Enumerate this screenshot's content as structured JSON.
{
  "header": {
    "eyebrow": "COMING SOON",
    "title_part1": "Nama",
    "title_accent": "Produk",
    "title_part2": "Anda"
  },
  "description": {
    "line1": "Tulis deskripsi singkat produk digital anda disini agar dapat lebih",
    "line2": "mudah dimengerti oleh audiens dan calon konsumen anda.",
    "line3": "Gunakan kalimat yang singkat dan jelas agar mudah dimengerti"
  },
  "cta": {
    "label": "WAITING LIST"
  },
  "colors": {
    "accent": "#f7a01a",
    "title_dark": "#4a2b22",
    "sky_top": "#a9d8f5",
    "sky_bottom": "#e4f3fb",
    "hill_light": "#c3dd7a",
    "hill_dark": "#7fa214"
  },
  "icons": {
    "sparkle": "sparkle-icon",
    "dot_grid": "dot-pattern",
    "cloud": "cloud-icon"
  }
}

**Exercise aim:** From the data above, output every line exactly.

**Result of this exercise:**
Enumerate this screenshot's content as structured JSON.
{
  "header": {
    "eyebrow": "COMING SOON",
    "title_part1": "Nama",
    "title_accent": "Produk",
    "title_part2": "Anda"
  },
  "description": {
    "line1": "Tulis deskripsi singkat produk digital anda disini agar dapat lebih",
    "line2": "mudah dimengerti oleh audiens dan calon konsumen anda.",
    "line3": "Gunakan kalimat yang singkat dan jelas agar mudah dimengerti"
  },
  "cta": {
    "label": "WAITING LIST"
  },
  "colors": {
    "accent": "#f7a01a",
    "title_dark": "#4a2b22",
    "sky_top": "#a9d8f5",
    "sky_bottom": "#e4f3fb",
    "hill_light": "#c3dd7a",
    "hill_dark": "#7fa214"
  },
  "icons": {
    "sparkle": "sparkle-icon",
    "dot_grid": "dot-pattern",
    "cloud": "cloud-icon"
  }
}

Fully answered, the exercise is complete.